Drone deliveries have been the subject of many a flashy promo video over the years, but until now, they haven't been available for everyone to use whenever they want. That's still the case in most of the world, but one part of Australia just won the ability to get things delivered through the air. Limited drone deliveries courtesy of Wing are now available in Australia's capital city of Canberra, the drone service announced on Monday. Wing is part of Alphabet, making it one of Google's corporate siblings. At first, Wing drone deliveries will only be available in three suburbs: Palmerston, Franklin and Crace.

3D facial analysis could help identify children with rare conditions

New Scientist

Children with rare conditions could be diagnosed quicker thanks to 3D facial analysis software. Richard Palmer at Curtin University in Western Australia and his colleagues have developed a tool that can spot subtle, but important, differences in facial geometry. Around one in three rare and genetic diseases show up in facial features.

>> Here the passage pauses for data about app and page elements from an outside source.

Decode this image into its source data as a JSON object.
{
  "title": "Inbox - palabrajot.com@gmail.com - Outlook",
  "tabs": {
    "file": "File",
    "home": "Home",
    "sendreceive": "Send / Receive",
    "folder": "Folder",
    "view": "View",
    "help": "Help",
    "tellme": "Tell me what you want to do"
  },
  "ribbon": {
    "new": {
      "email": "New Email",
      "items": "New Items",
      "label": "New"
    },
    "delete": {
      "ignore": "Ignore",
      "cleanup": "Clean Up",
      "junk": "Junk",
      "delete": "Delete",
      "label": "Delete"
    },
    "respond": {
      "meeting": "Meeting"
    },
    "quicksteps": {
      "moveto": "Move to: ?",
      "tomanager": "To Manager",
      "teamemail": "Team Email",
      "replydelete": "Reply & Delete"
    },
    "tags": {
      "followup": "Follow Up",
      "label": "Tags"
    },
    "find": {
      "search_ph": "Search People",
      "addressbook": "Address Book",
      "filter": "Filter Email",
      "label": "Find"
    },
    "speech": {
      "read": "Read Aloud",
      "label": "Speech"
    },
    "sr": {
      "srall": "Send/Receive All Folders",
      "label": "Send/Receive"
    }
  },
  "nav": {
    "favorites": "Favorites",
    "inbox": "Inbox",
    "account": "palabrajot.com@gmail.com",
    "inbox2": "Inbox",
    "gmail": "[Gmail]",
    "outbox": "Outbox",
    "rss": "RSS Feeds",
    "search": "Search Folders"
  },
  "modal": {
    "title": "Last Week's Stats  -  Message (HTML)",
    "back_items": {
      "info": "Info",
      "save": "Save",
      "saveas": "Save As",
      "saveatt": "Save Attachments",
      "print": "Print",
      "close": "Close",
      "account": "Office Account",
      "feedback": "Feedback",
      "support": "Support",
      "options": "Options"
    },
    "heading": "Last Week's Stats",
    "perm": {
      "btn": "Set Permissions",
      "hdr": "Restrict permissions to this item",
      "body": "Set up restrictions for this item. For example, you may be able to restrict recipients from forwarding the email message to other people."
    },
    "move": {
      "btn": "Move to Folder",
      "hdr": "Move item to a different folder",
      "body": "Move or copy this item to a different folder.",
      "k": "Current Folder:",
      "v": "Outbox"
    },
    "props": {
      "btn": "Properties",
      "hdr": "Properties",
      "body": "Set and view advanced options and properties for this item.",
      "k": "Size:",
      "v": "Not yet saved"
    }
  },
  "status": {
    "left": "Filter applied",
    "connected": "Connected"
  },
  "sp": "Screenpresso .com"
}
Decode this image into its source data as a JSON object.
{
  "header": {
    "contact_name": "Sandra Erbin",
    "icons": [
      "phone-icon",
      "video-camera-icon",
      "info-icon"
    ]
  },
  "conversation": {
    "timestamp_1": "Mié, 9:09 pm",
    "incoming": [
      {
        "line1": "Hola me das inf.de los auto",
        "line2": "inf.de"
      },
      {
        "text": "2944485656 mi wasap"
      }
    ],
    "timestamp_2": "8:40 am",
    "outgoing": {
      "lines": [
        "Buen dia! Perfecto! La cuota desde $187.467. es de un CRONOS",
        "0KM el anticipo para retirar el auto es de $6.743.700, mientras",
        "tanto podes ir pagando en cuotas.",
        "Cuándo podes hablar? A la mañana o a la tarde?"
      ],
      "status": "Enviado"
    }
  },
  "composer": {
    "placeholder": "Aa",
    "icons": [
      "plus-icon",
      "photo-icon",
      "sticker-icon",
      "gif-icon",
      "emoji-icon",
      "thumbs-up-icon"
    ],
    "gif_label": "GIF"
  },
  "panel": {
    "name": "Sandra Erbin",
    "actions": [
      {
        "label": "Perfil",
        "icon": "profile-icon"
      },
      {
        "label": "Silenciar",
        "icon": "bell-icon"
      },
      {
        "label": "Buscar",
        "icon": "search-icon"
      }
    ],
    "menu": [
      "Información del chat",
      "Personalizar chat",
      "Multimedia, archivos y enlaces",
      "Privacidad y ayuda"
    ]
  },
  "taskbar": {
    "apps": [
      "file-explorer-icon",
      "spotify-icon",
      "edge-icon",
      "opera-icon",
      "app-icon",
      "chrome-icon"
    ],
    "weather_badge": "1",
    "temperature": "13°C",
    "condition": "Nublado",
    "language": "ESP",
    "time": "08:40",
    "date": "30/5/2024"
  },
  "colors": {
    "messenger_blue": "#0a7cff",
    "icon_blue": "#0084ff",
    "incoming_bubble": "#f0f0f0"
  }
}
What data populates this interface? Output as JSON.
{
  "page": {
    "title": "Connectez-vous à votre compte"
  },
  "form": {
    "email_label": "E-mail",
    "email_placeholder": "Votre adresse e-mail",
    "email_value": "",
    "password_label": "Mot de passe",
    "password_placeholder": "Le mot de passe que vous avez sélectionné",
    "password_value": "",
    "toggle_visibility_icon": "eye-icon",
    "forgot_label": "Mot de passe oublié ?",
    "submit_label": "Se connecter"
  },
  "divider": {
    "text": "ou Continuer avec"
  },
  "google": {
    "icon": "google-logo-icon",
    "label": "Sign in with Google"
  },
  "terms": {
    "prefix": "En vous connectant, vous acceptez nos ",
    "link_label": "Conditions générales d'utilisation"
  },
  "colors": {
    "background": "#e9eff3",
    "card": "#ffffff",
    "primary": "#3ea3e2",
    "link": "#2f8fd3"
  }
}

Data science, ethics, and the 'massive scumbags' problem ZDNet


One of Australia's leading venture capital advisers had asked me that question back when the first dotcom bubble was about to burst, in the year 2000 or 2001. Here's how it's related to artificial intelligence, how it works and why it matters. I was involved with a startup, and we were meeting to discuss what the business plan needed to look like. The basic requirement, we were told, was a growth chart that went up and to the right at an acceptable rate. Investors needed to see that they'd get the return they'd expect.

CSIRO promotes ethical use of AI in Australia's future guidelines


The Commonwealth Scientific and Industrial Research Organisation (CSIRO) has highlighted a need for development of artificial intelligence (AI) in Australia to be wrapped with a sufficient framework to ensure nothing is set onto citizens without appropriate ethical consideration. The organisation has published a discussion paper [PDF], Artificial Intelligence: Australia's Ethics Framework, on the key issues raised by large-scale AI, seeking answers to a handful of questions that are expected to inform the government's approach to AI ethics in Australia. Highlighted by CSIRO are eight core principles that will guide the framework: That it generates net-benefits, does no harm, complies with regulatory and legal requirements, appropriately considers privacy, boasts fairness, is transparent and easily explained, contains provisions for contesting a decision made by a machine, and that there is an accountability trail. "Australia's colloquial motto is a'fair go' for all. Ensuring fairness across the many different groups in Australian society will be challenging, but this cuts right to the heart of ethical AI," CSIRO wrote.

Australia hopes to kick start space industry with new strategy


The federal government has published its plan to transform and grow Australia's space industry over the next 10 years, starting with forging international partnerships and developing roadmaps for areas highlighted as priority for launching the local scene. The Advancing Space: Australian Civil Space Strategy 2019-2028 [PDF] is built on four so-called Strategic Space Pillars: Open the door internationally; develop national capability in areas of competitive advantage; ensure safety and national interest are addressed; and inspire and improve the lives of all Australians. The overarching plan is to triple the size of Australia's space sector and grow an additional 20,000 jobs by 2030. Activities under the pillars will be guided by the seven National Civil Space Priorities that build on Australia's areas of strength, the strategy explained. The priority areas are: Position, navigation, and timing (PNT); earth observation; communications technologies and services; space situational awareness and debris monitoring; research and development (R&D); robotics and automation on Earth and in space; and access to space.